    Last but not least, Koshan nominates the University of Alberta Faculty of Law’s blog for the following reasons: “I love U of A bloggers’ irreverence and wide ranging subject matter – where else can you find movie reviews, obituaries, live blogs, and case and political commentary all in the same week? I also admire the number and range of comments posted in response to U of A bloggers’ posts, which show a high level of reader engagement. In fact, I often read the U of A blog to find comments on ABlawg posts. It works like this – one of us will write a post on ABlawg, Russ Brown will comment on it on the U of A’s blog, and then readers respond to his post, indirectly commenting on ours. Russ and Moin Yahya also provided helpful advice when we were setting up ABlawg in 2008. Calgary / Edmonton rivalry may be alive and well in hockey, but not in the blawgosphere.”

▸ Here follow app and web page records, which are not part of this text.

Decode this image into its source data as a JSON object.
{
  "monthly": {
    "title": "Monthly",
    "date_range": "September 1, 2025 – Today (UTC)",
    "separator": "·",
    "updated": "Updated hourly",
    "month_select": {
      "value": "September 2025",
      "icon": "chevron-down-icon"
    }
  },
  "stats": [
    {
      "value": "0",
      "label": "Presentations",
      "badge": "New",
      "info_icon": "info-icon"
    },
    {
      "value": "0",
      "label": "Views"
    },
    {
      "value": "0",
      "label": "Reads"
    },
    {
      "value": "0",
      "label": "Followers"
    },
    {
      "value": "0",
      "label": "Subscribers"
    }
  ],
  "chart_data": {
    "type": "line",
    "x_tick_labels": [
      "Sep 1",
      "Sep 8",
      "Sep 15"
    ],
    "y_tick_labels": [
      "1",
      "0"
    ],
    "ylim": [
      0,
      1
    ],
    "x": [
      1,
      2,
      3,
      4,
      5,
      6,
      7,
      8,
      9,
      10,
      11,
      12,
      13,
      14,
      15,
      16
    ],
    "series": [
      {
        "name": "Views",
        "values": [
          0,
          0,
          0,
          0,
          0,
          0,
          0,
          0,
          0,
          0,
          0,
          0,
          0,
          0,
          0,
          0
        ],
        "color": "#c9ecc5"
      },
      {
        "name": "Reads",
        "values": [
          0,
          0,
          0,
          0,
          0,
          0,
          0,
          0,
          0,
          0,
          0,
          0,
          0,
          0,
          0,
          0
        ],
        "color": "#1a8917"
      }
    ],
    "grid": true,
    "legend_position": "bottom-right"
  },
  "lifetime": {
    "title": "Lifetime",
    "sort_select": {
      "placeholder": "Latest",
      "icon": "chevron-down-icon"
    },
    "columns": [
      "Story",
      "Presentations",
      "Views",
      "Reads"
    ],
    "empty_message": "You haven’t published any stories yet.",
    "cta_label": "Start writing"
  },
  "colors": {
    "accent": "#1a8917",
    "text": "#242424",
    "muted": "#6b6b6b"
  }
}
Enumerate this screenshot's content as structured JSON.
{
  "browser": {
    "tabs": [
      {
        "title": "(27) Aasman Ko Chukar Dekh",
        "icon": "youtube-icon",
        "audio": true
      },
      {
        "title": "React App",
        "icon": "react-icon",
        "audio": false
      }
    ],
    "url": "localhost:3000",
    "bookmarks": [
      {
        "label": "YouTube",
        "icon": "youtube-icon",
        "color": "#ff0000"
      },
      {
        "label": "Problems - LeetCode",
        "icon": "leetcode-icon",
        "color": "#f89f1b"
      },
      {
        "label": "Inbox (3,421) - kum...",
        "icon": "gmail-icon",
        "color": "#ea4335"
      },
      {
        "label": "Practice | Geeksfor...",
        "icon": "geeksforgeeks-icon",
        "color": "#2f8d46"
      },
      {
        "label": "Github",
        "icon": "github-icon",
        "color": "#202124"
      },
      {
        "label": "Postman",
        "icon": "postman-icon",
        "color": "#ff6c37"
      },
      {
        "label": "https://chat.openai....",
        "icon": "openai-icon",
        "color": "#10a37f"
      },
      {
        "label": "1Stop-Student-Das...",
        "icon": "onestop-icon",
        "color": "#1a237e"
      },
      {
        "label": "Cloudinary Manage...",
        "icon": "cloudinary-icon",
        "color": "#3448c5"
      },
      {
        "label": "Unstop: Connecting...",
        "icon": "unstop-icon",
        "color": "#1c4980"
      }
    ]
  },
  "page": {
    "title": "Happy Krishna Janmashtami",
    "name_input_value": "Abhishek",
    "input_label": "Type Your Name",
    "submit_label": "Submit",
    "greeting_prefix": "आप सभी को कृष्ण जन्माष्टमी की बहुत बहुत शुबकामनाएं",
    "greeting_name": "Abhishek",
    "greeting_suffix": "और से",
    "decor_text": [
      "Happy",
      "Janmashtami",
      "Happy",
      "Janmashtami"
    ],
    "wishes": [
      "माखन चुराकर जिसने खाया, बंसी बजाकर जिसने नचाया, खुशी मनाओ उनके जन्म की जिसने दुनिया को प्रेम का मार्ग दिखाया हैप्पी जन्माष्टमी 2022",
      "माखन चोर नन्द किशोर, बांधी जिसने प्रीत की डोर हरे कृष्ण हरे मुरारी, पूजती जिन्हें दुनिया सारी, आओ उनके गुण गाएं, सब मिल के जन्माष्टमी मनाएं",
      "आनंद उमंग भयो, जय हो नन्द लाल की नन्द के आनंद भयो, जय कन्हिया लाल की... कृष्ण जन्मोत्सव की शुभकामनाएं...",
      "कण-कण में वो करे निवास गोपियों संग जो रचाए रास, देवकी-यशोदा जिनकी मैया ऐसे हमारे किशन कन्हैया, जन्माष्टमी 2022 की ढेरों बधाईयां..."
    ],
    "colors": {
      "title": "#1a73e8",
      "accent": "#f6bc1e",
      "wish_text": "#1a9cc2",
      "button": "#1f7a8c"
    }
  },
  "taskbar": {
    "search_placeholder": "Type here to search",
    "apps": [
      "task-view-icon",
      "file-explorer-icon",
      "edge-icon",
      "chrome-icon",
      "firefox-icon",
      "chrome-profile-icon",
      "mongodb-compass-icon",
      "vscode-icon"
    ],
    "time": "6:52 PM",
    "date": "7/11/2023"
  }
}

  • [...] Matthews has recently posted that the nomination process for the Canadian Legal Blog Awards, aka Clawbies, is [...]

  • [...] RSS Feed ← 2008 Clawbies Coming Soon! [...]